As the chocolate factory grew, so did the town and the trolley system. With demand for milk increasing, as well as the need for more workers, Milton Hershey focused on expanding the trolley system to reach more farms and towns. In the late 1910s and early 1920s, the trolley brought around 50,000 gallons of milk to the factory each day. Additional trolley cars were purchased to meet demands. Over time, the system extended to Lebanon and Elizabethtown. By connecting to other trolley systems, people could travel all the way to the cities of Reading, Lancaster, and Harrisburg. On December 13, 1913, the Hershey Transit Company was established through the consolidation of the Deodate & Hershey Street Railway, Elizabethtown & Deodate Street Railway, and Lebanon & Campbelltown Street Railway.
Not only did the trolley bring milk and employees to Hershey, but it also allowed Hershey residents to easily visit friends and family and to shop in neighboring areas. Likewise, residents of neighboring towns could visit Hershey for leisure purposes. Hershey Park, situated along Spring Creek, was a sought-after destination for picnicking, relaxing, and visiting with friends. In its early years it had a pavilion for dancing and skating, a bandstand for concerts, playgrounds, a boating lake, a baseball field, and tennis courts. A merry-go-round, the park’s first ride, was added in 1908, with more rides such as roller coasters added in the following years. The trolley was the main source of transportation to the park, with weekend picnickers coming in droves on so-called “picnic trolleys”—trolley cars specially chartered from neighboring trolley lines in Harrisburg, Lebanon and Lancaster.
Cyril J. Little, a Lebanon, PA resident born in 1920, remembered taking the trolley to Hershey Park:
“…Hershey was about nine miles away and it was a great place to go, especially the park. Kids are enamored of amusement parks, especially things like the roller coaster… Riding on the trolley car was an experience itself.” (Oral History interview, 9/15/90. 90OH25. Hershey Community Archives Oral History Collection, Hershey, PA).
The trolley also served as a reliable means of transport for schoolchildren, including Hershey Industrial School students. Thomas Pratt, retired employee of Hershey Industrial School, remembered:
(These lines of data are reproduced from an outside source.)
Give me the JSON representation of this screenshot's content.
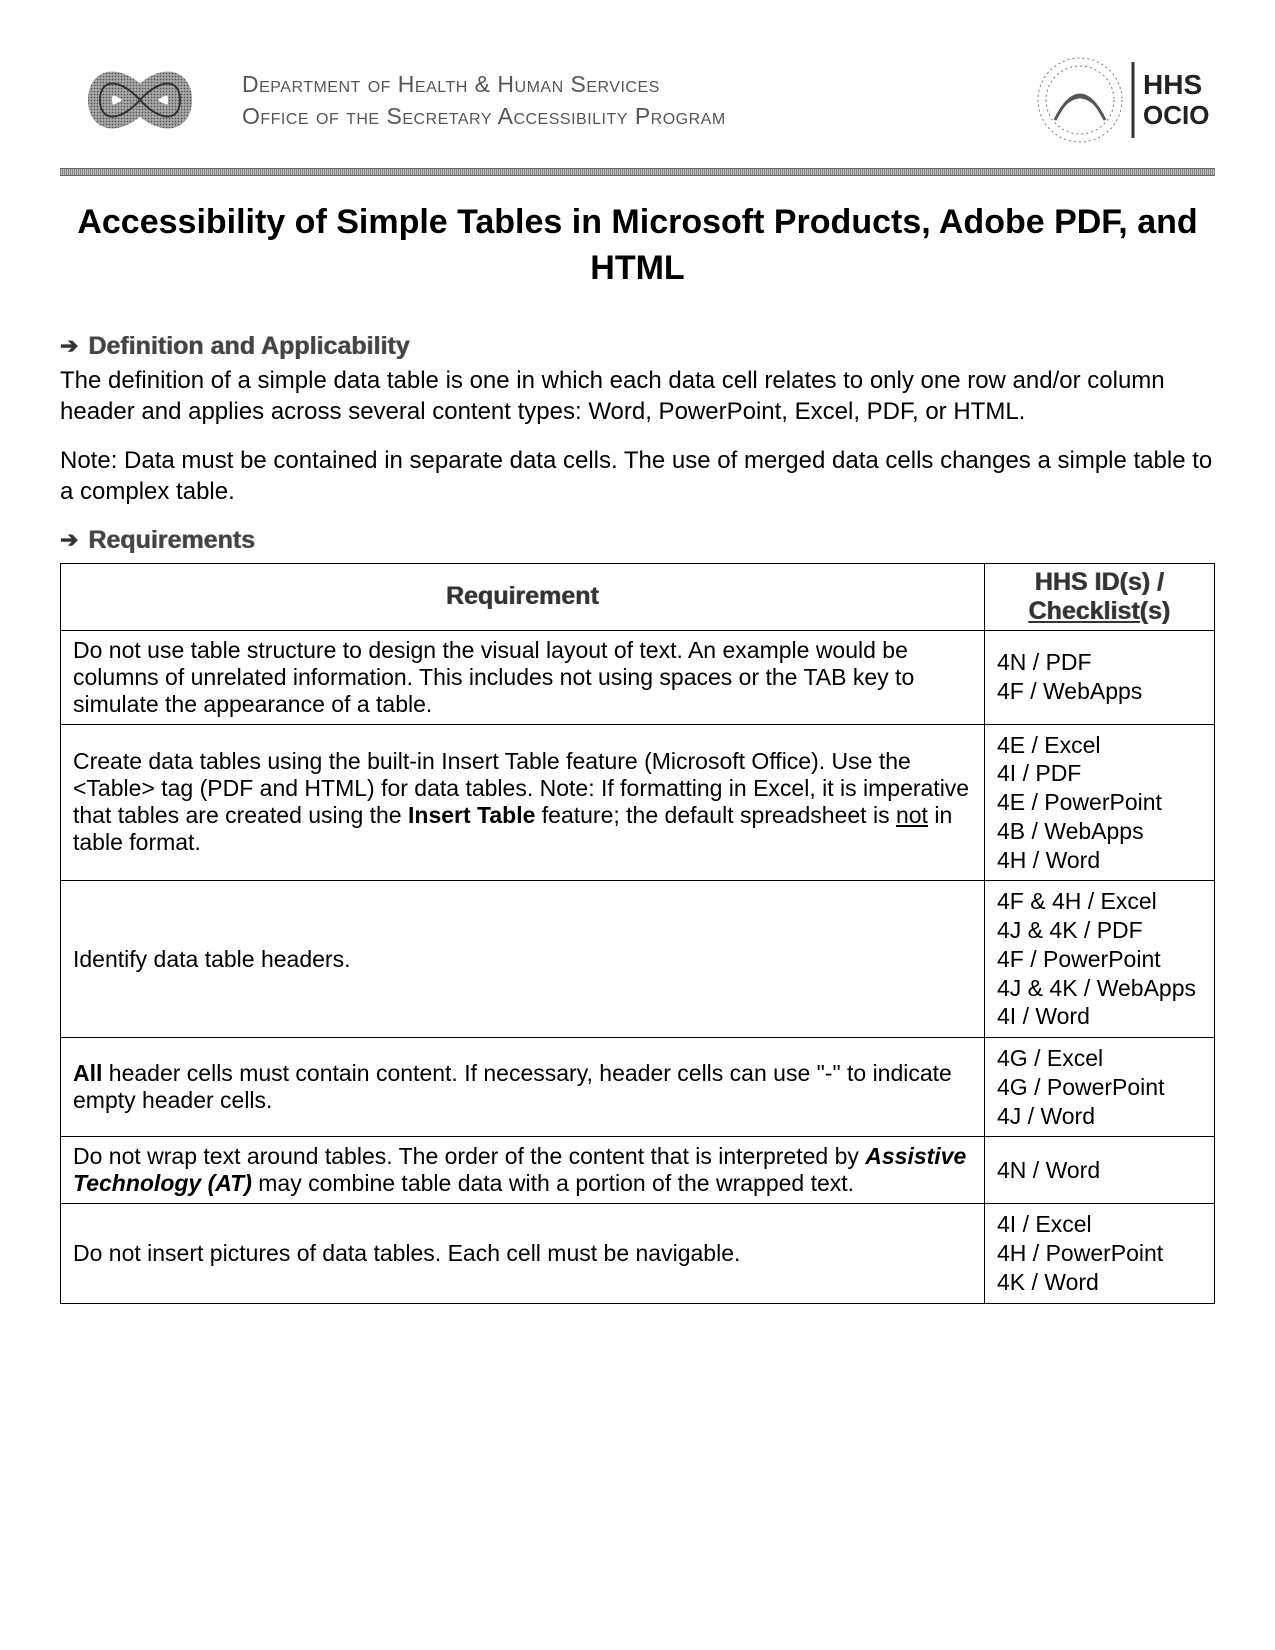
{
  "header": {
    "line1": "Department of Health & Human Services",
    "line2": "Office of the Secretary Accessibility Program",
    "logo_right_line1": "HHS",
    "logo_right_line2": "OCIO"
  },
  "title": "Accessibility of Simple Tables in Microsoft Products, Adobe PDF, and HTML",
  "sections": {
    "definition": {
      "heading": "Definition and Applicability",
      "p1": "The definition of a simple data table is one in which each data cell relates to only one row and/or column header and applies across several content types: Word, PowerPoint, Excel, PDF, or HTML.",
      "p2": "Note: Data must be contained in separate data cells. The use of merged data cells changes a simple table to a complex table."
    },
    "requirements": {
      "heading": "Requirements",
      "col1": "Requirement",
      "col2a": "HHS ID(s) /",
      "col2b": "Checklist",
      "col2c": "(s)",
      "rows": [
        {
          "req": "Do not use table structure to design the visual layout of text. An example would be columns of unrelated information. This includes not using spaces or the TAB key to simulate the appearance of a table.",
          "ids": "4N / PDF\n4F / WebApps"
        },
        {
          "req_pre": "Create data tables using the built-in Insert Table feature (Microsoft Office). Use the <Table> tag (PDF and HTML) for data tables. Note: If formatting in Excel, it is imperative that tables are created using the ",
          "req_bold": "Insert Table",
          "req_mid": " feature; the default spreadsheet is ",
          "req_u": "not",
          "req_post": " in table format.",
          "ids": "4E / Excel\n4I / PDF\n4E / PowerPoint\n4B / WebApps\n4H / Word"
        },
        {
          "req": "Identify data table headers.",
          "ids": "4F & 4H / Excel\n4J & 4K / PDF\n4F / PowerPoint\n4J & 4K / WebApps\n4I / Word"
        },
        {
          "req_bold": "All",
          "req_post": " header cells must contain content. If necessary, header cells can use \"-\" to indicate empty header cells.",
          "ids": "4G / Excel\n4G / PowerPoint\n4J / Word"
        },
        {
          "req_pre": "Do not wrap text around tables. The order of the content that is interpreted by ",
          "req_bi": "Assistive Technology (AT)",
          "req_post": " may combine table data with a portion of the wrapped text.",
          "ids": "4N / Word"
        },
        {
          "req": "Do not insert pictures of data tables. Each cell must be navigable.",
          "ids": "4I / Excel\n4H / PowerPoint\n4K / Word"
        }
      ]
    }
  }
}
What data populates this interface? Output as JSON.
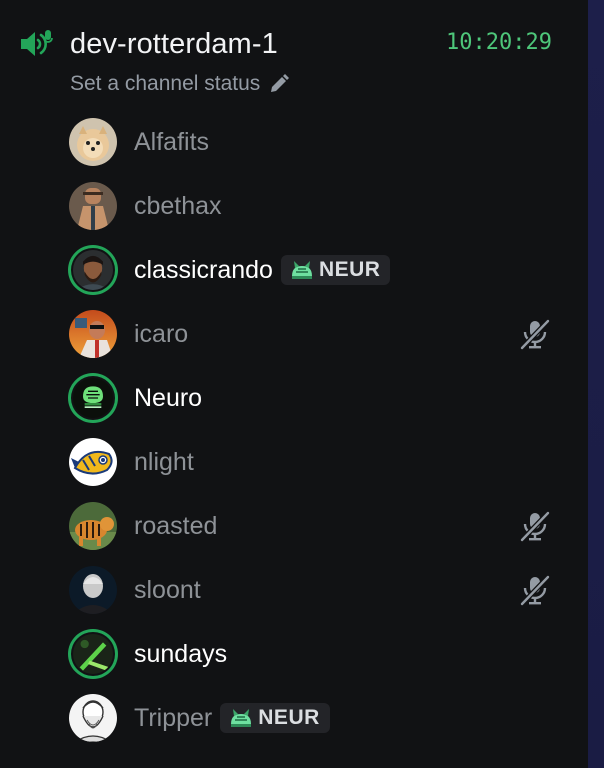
{
  "channel": {
    "name": "dev-rotterdam-1",
    "time": "10:20:29",
    "status_placeholder": "Set a channel status",
    "icon": "voice-channel-speaker-icon"
  },
  "colors": {
    "background": "#111214",
    "speaking_ring": "#23a559",
    "clock": "#4ec67a",
    "muted_text": "#8e9297",
    "tag_bg": "#232428"
  },
  "members": [
    {
      "name": "Alfafits",
      "speaking": false,
      "muted": false,
      "tag": null,
      "avatar": "pomeranian-dog-avatar"
    },
    {
      "name": "cbethax",
      "speaking": false,
      "muted": false,
      "tag": null,
      "avatar": "cartoon-man-avatar"
    },
    {
      "name": "classicrando",
      "speaking": true,
      "muted": false,
      "tag": "NEUR",
      "avatar": "bearded-man-avatar"
    },
    {
      "name": "icaro",
      "speaking": false,
      "muted": true,
      "tag": null,
      "avatar": "sunset-man-avatar"
    },
    {
      "name": "Neuro",
      "speaking": true,
      "muted": false,
      "tag": null,
      "avatar": "green-brain-logo-avatar"
    },
    {
      "name": "nlight",
      "speaking": false,
      "muted": false,
      "tag": null,
      "avatar": "yellow-fish-avatar"
    },
    {
      "name": "roasted",
      "speaking": false,
      "muted": true,
      "tag": null,
      "avatar": "tiger-avatar"
    },
    {
      "name": "sloont",
      "speaking": false,
      "muted": true,
      "tag": null,
      "avatar": "pale-man-avatar"
    },
    {
      "name": "sundays",
      "speaking": true,
      "muted": false,
      "tag": null,
      "avatar": "green-blade-avatar"
    },
    {
      "name": "Tripper",
      "speaking": false,
      "muted": false,
      "tag": "NEUR",
      "avatar": "philosopher-bust-avatar"
    }
  ]
}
“… [T]he boys were transported to the school largely by trolley. The trolleys would come up the hill, and there would be at least a half a dozen or maybe seven or eight trolleys come up… The trolleys would come back up the hill and would pick up the boys and take them back to their units, their farm home. … [W]e always would hope for snow days, because they hoped the trolleys wouldn’t get there. But the trolleys always got through in the snow.” (Oral History interview, 1982. 89OH44. Hershey Community Archives Oral History Collection, Hershey, PA).
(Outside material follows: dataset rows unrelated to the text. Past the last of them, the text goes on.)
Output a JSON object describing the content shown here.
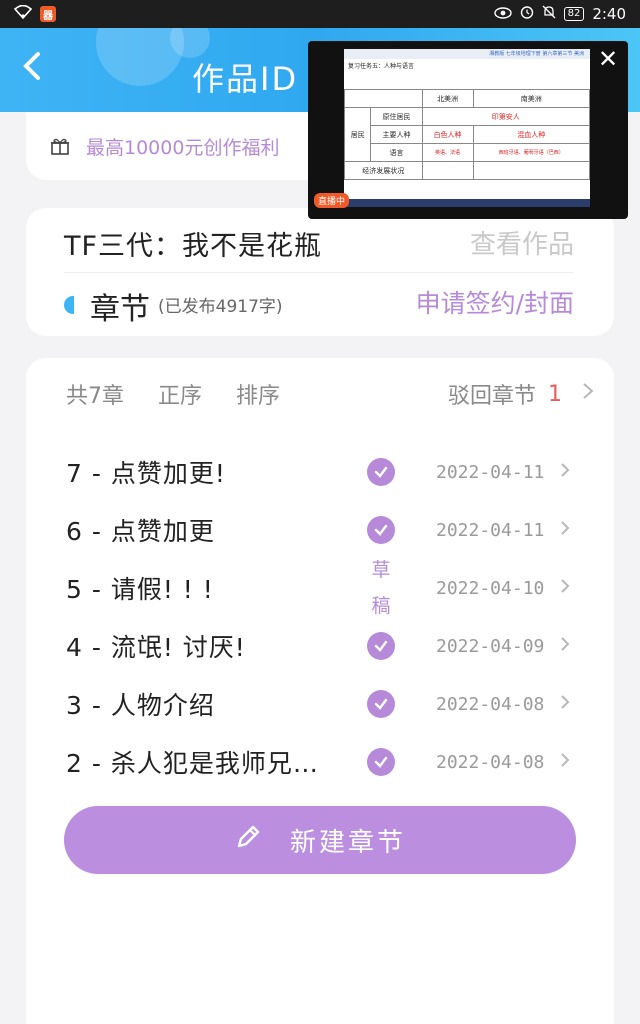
{
  "status_bar": {
    "time": "2:40",
    "battery": "82",
    "app_badge": "器"
  },
  "header": {
    "title": "作品ID",
    "back_label": "‹"
  },
  "benefit": {
    "text": "最高10000元创作福利"
  },
  "work": {
    "title": "TF三代：我不是花瓶",
    "view_works": "查看作品",
    "chapter_label": "章节",
    "published_count": "(已发布4917字)",
    "apply_sign": "申请签约/封面"
  },
  "chapter_list": {
    "total": "共7章",
    "order": "正序",
    "sort": "排序",
    "rejected_label": "驳回章节",
    "rejected_count": "1",
    "chapters": [
      {
        "title": "7 - 点赞加更!",
        "status": "published",
        "date": "2022-04-11"
      },
      {
        "title": "6 - 点赞加更",
        "status": "published",
        "date": "2022-04-11"
      },
      {
        "title": "5 - 请假! ! !",
        "status": "draft",
        "draft_label": "草稿",
        "date": "2022-04-10"
      },
      {
        "title": "4 - 流氓! 讨厌!",
        "status": "published",
        "date": "2022-04-09"
      },
      {
        "title": "3 - 人物介绍",
        "status": "published",
        "date": "2022-04-08"
      },
      {
        "title": "2 - 杀人犯是我师兄…",
        "status": "published",
        "date": "2022-04-08"
      }
    ],
    "new_chapter": "新建章节"
  },
  "floating_video": {
    "close": "✕",
    "live_badge": "直播中",
    "slide_header": "湘教版 七年级地理下册 第六章第三节 美洲",
    "slide_caption": "复习任务五：人种与语言",
    "col_north": "北美洲",
    "col_south": "南美洲",
    "row_residents": "居民",
    "row_native": "原住居民",
    "row_native_value": "印第安人",
    "row_race": "主要人种",
    "row_race_north": "白色人种",
    "row_race_south": "混血人种",
    "row_language": "语言",
    "row_language_north": "英语、法语",
    "row_language_south": "西班牙语、葡萄牙语（巴西）",
    "row_economy": "经济发展状况"
  }
}
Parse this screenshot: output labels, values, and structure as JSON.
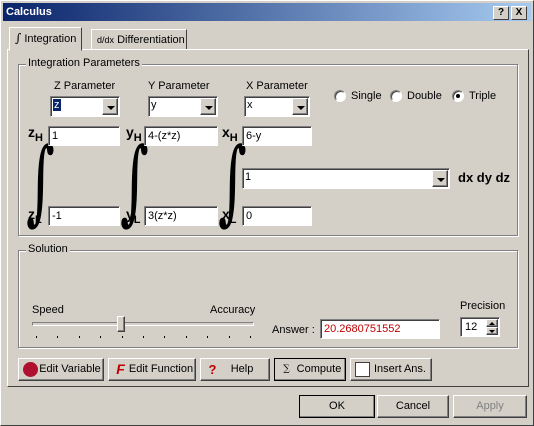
{
  "window": {
    "title": "Calculus",
    "help_btn": "?",
    "close_btn": "X"
  },
  "tabs": [
    {
      "label": "Integration",
      "active": true
    },
    {
      "label": "Differentiation",
      "active": false
    }
  ],
  "integration_params": {
    "group_label": "Integration Parameters",
    "z_param": {
      "label": "Z Parameter",
      "value": "z"
    },
    "y_param": {
      "label": "Y Parameter",
      "value": "y"
    },
    "x_param": {
      "label": "X Parameter",
      "value": "x"
    },
    "modes": {
      "single": "Single",
      "double": "Double",
      "triple": "Triple",
      "selected": "triple"
    },
    "limits": {
      "z_high_label": "z",
      "z_high_sub": "H",
      "z_high": "1",
      "z_low_label": "z",
      "z_low_sub": "L",
      "z_low": "-1",
      "y_high_label": "y",
      "y_high_sub": "H",
      "y_high": "4-(z*z)",
      "y_low_label": "y",
      "y_low_sub": "L",
      "y_low": "3(z*z)",
      "x_high_label": "x",
      "x_high_sub": "H",
      "x_high": "6-y",
      "x_low_label": "x",
      "x_low_sub": "L",
      "x_low": "0"
    },
    "function": "1",
    "differentials": "dx dy dz"
  },
  "solution": {
    "group_label": "Solution",
    "speed_label": "Speed",
    "accuracy_label": "Accuracy",
    "slider_position": 0.4,
    "answer_label": "Answer :",
    "answer": "20.2680751552",
    "precision_label": "Precision",
    "precision": "12"
  },
  "toolbar": {
    "edit_variable": "Edit Variable",
    "edit_function": "Edit Function",
    "help": "Help",
    "compute": "Compute",
    "insert_ans": "Insert Ans."
  },
  "footer": {
    "ok": "OK",
    "cancel": "Cancel",
    "apply": "Apply"
  },
  "colors": {
    "title_bar": "#0a246a",
    "answer_text": "#c00000",
    "face": "#d4d0c8"
  }
}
In the 1920s, the automobile gained in popularity. Though some employees were now driving to work, many still used the trolley. It was also still utilized for hauling milk, and for express service transporting freight for area businesses. However, this was the first sign of things to come. In the 1930s, passenger use declined, and trucks began to take over most of the milk hauling. Trolleys connecting to the Hershey line in Palmyra were discontinued.
In the following years, the Ephrata and Lebanon system made its last trips and the tracks to Elizabethtown were torn up. The entire trolley system would likely have ended in 1942 had it not been for WWII’s rationing of gas and oil. Public transportation once again increased, and for four more years Hershey Transit’s trolley ran between Hummelstown, Hershey, Palmyra, Campbelltown, and The Hotel Hershey.
Finally, after the war ended, inevitably so did the Hershey trolley system. On December 21, 1946, trolley cars No. 17, No. 21, and No. 23 made their last runs to Campbelltown, Palmyra, and Hummelstown. The next day the system was replaced by buses and personal automobiles. Though many residents were sad to see it go, the trolleys had a good run. The Hershey Transit Company trolleys had served the town well for over 40 years, transporting the community, factory employees, tourists, fresh milk for chocolate, and freight for area businesses across 35 miles of track, using 34 trolley cars. It undoubtedly played an essential role in the success of the Hershey Chocolate Company and the town of Hershey, Pennsylvania.